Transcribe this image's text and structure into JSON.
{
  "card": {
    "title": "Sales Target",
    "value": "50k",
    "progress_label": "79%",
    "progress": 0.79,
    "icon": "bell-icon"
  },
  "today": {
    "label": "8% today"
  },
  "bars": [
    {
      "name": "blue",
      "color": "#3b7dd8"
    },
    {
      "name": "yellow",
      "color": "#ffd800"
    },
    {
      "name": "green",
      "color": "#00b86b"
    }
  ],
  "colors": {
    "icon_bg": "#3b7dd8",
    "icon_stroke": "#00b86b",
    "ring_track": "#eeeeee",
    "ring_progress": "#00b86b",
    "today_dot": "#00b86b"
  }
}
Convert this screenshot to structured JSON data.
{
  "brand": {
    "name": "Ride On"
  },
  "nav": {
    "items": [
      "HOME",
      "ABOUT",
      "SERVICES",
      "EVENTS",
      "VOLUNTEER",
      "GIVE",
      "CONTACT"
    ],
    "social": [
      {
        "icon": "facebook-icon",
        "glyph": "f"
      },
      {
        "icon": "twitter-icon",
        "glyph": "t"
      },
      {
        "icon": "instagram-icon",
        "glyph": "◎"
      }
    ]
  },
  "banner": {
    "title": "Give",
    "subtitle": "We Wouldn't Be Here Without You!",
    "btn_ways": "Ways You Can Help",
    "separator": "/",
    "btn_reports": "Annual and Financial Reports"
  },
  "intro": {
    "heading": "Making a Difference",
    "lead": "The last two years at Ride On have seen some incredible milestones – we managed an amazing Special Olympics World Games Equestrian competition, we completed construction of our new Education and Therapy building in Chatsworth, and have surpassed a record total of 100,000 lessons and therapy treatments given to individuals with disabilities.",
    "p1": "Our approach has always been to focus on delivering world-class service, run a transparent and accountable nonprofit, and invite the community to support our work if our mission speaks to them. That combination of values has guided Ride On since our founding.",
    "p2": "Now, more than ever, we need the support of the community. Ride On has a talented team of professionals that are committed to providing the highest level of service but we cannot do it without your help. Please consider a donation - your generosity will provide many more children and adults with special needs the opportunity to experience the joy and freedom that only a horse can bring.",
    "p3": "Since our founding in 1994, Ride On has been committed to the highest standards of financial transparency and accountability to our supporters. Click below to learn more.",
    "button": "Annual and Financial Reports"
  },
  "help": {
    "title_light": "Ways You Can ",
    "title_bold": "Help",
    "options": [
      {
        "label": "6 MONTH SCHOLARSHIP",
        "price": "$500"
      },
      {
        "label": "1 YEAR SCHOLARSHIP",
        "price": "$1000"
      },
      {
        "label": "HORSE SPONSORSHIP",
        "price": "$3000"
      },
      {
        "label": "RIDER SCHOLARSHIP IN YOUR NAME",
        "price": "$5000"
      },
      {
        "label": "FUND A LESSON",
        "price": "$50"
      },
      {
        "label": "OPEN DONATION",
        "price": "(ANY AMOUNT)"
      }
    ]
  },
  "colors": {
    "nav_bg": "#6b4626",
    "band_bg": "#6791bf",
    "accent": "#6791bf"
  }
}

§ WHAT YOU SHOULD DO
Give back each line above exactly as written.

§ RESPONSE AREA
Transcribe this image's text and structure into JSON.
{
  "card": {
    "title": "Sales Target",
    "value": "50k",
    "progress_label": "79%",
    "progress": 0.79,
    "icon": "bell-icon"
  },
  "today": {
    "label": "8% today"
  },
  "bars": [
    {
      "name": "blue",
      "color": "#3b7dd8"
    },
    {
      "name": "yellow",
      "color": "#ffd800"
    },
    {
      "name": "green",
      "color": "#00b86b"
    }
  ],
  "colors": {
    "icon_bg": "#3b7dd8",
    "icon_stroke": "#00b86b",
    "ring_track": "#eeeeee",
    "ring_progress": "#00b86b",
    "today_dot": "#00b86b"
  }
}
Convert this screenshot to structured JSON data.
{
  "brand": {
    "name": "Ride On"
  },
  "nav": {
    "items": [
      "HOME",
      "ABOUT",
      "SERVICES",
      "EVENTS",
      "VOLUNTEER",
      "GIVE",
      "CONTACT"
    ],
    "social": [
      {
        "icon": "facebook-icon",
        "glyph": "f"
      },
      {
        "icon": "twitter-icon",
        "glyph": "t"
      },
      {
        "icon": "instagram-icon",
        "glyph": "◎"
      }
    ]
  },
  "banner": {
    "title": "Give",
    "subtitle": "We Wouldn't Be Here Without You!",
    "btn_ways": "Ways You Can Help",
    "separator": "/",
    "btn_reports": "Annual and Financial Reports"
  },
  "intro": {
    "heading": "Making a Difference",
    "lead": "The last two years at Ride On have seen some incredible milestones – we managed an amazing Special Olympics World Games Equestrian competition, we completed construction of our new Education and Therapy building in Chatsworth, and have surpassed a record total of 100,000 lessons and therapy treatments given to individuals with disabilities.",
    "p1": "Our approach has always been to focus on delivering world-class service, run a transparent and accountable nonprofit, and invite the community to support our work if our mission speaks to them. That combination of values has guided Ride On since our founding.",
    "p2": "Now, more than ever, we need the support of the community. Ride On has a talented team of professionals that are committed to providing the highest level of service but we cannot do it without your help. Please consider a donation - your generosity will provide many more children and adults with special needs the opportunity to experience the joy and freedom that only a horse can bring.",
    "p3": "Since our founding in 1994, Ride On has been committed to the highest standards of financial transparency and accountability to our supporters. Click below to learn more.",
    "button": "Annual and Financial Reports"
  },
  "help": {
    "title_light": "Ways You Can ",
    "title_bold": "Help",
    "options": [
      {
        "label": "6 MONTH SCHOLARSHIP",
        "price": "$500"
      },
      {
        "label": "1 YEAR SCHOLARSHIP",
        "price": "$1000"
      },
      {
        "label": "HORSE SPONSORSHIP",
        "price": "$3000"
      },
      {
        "label": "RIDER SCHOLARSHIP IN YOUR NAME",
        "price": "$5000"
      },
      {
        "label": "FUND A LESSON",
        "price": "$50"
      },
      {
        "label": "OPEN DONATION",
        "price": "(ANY AMOUNT)"
      }
    ]
  },
  "colors": {
    "nav_bg": "#6b4626",
    "band_bg": "#6791bf",
    "accent": "#6791bf"
  }
}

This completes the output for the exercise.